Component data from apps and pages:
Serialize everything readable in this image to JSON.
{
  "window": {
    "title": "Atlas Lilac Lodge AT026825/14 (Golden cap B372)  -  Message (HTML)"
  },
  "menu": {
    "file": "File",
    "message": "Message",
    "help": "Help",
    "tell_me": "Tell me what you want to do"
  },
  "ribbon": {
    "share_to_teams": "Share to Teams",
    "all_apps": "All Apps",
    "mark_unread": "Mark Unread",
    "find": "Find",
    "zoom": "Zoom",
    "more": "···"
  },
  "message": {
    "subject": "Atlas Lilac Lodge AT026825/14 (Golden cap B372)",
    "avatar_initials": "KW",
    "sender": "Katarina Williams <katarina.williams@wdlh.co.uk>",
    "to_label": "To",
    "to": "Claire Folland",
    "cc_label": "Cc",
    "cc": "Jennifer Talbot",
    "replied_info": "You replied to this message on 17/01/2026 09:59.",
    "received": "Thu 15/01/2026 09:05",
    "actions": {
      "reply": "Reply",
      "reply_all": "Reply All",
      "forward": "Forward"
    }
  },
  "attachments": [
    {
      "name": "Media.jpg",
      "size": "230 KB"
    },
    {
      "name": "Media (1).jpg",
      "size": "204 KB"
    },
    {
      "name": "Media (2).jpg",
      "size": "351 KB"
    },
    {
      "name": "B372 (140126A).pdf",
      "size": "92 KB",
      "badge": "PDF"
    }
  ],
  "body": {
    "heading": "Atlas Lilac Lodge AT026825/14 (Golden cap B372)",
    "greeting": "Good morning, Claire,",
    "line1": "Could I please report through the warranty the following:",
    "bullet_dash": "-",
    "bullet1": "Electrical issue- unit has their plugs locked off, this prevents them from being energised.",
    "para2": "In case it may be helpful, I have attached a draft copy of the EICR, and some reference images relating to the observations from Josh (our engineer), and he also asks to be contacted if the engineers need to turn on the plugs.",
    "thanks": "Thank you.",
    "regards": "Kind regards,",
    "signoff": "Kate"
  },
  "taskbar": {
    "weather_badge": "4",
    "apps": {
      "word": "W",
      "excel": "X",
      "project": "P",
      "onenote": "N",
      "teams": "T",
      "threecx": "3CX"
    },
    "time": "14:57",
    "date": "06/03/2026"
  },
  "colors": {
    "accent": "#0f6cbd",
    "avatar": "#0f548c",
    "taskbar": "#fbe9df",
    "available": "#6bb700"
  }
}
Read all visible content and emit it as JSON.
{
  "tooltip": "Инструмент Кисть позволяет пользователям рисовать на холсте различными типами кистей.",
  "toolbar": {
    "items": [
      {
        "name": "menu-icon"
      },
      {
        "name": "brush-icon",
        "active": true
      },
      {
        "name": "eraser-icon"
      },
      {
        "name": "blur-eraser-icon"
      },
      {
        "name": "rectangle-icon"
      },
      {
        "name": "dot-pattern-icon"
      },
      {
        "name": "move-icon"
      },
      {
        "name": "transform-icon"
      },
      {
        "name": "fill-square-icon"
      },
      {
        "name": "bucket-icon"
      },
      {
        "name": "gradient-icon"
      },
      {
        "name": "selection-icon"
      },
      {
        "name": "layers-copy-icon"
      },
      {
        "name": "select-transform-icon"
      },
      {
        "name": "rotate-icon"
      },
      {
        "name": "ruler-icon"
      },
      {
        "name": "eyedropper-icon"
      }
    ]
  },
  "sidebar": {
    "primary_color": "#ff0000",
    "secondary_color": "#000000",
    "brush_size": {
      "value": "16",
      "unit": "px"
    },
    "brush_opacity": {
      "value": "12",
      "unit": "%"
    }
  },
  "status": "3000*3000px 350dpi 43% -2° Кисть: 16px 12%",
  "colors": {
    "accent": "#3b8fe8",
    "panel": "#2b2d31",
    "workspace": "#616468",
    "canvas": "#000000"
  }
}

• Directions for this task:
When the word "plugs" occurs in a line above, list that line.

• Solution for this task:
    "bullet1": "Electrical issue- unit has their plugs locked off, this prevents them from being energised.",
    "para2": "In case it may be helpful, I have attached a draft copy of the EICR, and some reference images relating to the observations from Josh (our engineer), and he also asks to be contacted if the engineers need to turn on the plugs.",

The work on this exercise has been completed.